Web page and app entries
-- Opening Marker --
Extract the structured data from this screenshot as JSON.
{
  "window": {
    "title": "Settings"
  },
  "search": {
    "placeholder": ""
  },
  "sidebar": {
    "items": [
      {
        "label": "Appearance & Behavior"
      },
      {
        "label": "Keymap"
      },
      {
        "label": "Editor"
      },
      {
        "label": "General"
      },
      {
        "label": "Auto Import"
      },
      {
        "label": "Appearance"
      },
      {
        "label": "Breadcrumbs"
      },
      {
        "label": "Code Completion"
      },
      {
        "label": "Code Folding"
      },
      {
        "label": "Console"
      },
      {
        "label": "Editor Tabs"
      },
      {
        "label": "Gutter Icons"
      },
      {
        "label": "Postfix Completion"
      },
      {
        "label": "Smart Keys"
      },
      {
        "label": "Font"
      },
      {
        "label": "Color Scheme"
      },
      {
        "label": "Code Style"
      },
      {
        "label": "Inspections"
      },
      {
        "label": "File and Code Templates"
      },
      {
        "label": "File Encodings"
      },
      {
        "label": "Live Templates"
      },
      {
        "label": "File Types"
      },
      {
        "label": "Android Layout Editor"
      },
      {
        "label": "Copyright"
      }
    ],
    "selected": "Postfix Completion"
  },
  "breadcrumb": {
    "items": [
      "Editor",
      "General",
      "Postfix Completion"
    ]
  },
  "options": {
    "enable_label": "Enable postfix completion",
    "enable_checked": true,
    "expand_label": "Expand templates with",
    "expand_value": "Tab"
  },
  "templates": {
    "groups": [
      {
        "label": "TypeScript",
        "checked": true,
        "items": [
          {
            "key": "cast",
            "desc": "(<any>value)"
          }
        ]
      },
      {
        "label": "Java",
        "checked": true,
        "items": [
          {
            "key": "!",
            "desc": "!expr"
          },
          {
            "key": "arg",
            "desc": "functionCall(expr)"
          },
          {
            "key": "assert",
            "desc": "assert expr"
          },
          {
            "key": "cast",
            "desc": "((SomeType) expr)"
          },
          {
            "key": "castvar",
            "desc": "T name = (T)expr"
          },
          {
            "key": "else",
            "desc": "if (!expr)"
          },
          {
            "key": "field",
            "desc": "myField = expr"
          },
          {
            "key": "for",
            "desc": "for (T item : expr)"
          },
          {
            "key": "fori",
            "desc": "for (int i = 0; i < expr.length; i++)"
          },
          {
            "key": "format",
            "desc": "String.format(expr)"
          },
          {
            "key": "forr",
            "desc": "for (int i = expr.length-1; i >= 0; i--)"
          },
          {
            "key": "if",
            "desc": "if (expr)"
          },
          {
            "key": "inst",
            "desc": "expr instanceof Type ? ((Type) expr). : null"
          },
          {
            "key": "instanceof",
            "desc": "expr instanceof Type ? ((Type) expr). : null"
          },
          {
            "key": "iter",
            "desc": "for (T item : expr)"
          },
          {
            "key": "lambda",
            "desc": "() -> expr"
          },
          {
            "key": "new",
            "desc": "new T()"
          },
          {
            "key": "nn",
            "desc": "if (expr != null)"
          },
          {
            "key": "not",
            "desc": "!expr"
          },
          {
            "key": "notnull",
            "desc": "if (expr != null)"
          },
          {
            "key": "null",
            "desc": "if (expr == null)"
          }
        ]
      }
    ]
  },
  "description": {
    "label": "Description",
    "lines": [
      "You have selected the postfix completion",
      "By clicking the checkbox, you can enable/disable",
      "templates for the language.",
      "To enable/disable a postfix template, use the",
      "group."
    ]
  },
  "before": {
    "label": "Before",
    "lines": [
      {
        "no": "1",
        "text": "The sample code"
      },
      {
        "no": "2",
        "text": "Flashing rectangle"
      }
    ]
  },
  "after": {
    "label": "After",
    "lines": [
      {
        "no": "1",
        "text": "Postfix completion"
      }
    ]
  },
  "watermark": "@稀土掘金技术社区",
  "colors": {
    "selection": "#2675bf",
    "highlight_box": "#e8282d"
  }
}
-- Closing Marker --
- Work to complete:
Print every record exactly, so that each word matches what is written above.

- Exercise response:
Extract the structured data from this screenshot as JSON.
{
  "window": {
    "title": "Settings"
  },
  "search": {
    "placeholder": ""
  },
  "sidebar": {
    "items": [
      {
        "label": "Appearance & Behavior"
      },
      {
        "label": "Keymap"
      },
      {
        "label": "Editor"
      },
      {
        "label": "General"
      },
      {
        "label": "Auto Import"
      },
      {
        "label": "Appearance"
      },
      {
        "label": "Breadcrumbs"
      },
      {
        "label": "Code Completion"
      },
      {
        "label": "Code Folding"
      },
      {
        "label": "Console"
      },
      {
        "label": "Editor Tabs"
      },
      {
        "label": "Gutter Icons"
      },
      {
        "label": "Postfix Completion"
      },
      {
        "label": "Smart Keys"
      },
      {
        "label": "Font"
      },
      {
        "label": "Color Scheme"
      },
      {
        "label": "Code Style"
      },
      {
        "label": "Inspections"
      },
      {
        "label": "File and Code Templates"
      },
      {
        "label": "File Encodings"
      },
      {
        "label": "Live Templates"
      },
      {
        "label": "File Types"
      },
      {
        "label": "Android Layout Editor"
      },
      {
        "label": "Copyright"
      }
    ],
    "selected": "Postfix Completion"
  },
  "breadcrumb": {
    "items": [
      "Editor",
      "General",
      "Postfix Completion"
    ]
  },
  "options": {
    "enable_label": "Enable postfix completion",
    "enable_checked": true,
    "expand_label": "Expand templates with",
    "expand_value": "Tab"
  },
  "templates": {
    "groups": [
      {
        "label": "TypeScript",
        "checked": true,
        "items": [
          {
            "key": "cast",
            "desc": "(<any>value)"
          }
        ]
      },
      {
        "label": "Java",
        "checked": true,
        "items": [
          {
            "key": "!",
            "desc": "!expr"
          },
          {
            "key": "arg",
            "desc": "functionCall(expr)"
          },
          {
            "key": "assert",
            "desc": "assert expr"
          },
          {
            "key": "cast",
            "desc": "((SomeType) expr)"
          },
          {
            "key": "castvar",
            "desc": "T name = (T)expr"
          },
          {
            "key": "else",
            "desc": "if (!expr)"
          },
          {
            "key": "field",
            "desc": "myField = expr"
          },
          {
            "key": "for",
            "desc": "for (T item : expr)"
          },
          {
            "key": "fori",
            "desc": "for (int i = 0; i < expr.length; i++)"
          },
          {
            "key": "format",
            "desc": "String.format(expr)"
          },
          {
            "key": "forr",
            "desc": "for (int i = expr.length-1; i >= 0; i--)"
          },
          {
            "key": "if",
            "desc": "if (expr)"
          },
          {
            "key": "inst",
            "desc": "expr instanceof Type ? ((Type) expr). : null"
          },
          {
            "key": "instanceof",
            "desc": "expr instanceof Type ? ((Type) expr). : null"
          },
          {
            "key": "iter",
            "desc": "for (T item : expr)"
          },
          {
            "key": "lambda",
            "desc": "() -> expr"
          },
          {
            "key": "new",
            "desc": "new T()"
          },
          {
            "key": "nn",
            "desc": "if (expr != null)"
          },
          {
            "key": "not",
            "desc": "!expr"
          },
          {
            "key": "notnull",
            "desc": "if (expr != null)"
          },
          {
            "key": "null",
            "desc": "if (expr == null)"
          }
        ]
      }
    ]
  },
  "description": {
    "label": "Description",
    "lines": [
      "You have selected the postfix completion",
      "By clicking the checkbox, you can enable/disable",
      "templates for the language.",
      "To enable/disable a postfix template, use the",
      "group."
    ]
  },
  "before": {
    "label": "Before",
    "lines": [
      {
        "no": "1",
        "text": "The sample code"
      },
      {
        "no": "2",
        "text": "Flashing rectangle"
      }
    ]
  },
  "after": {
    "label": "After",
    "lines": [
      {
        "no": "1",
        "text": "Postfix completion"
      }
    ]
  },
  "watermark": "@稀土掘金技术社区",
  "colors": {
    "selection": "#2675bf",
    "highlight_box": "#e8282d"
  }
}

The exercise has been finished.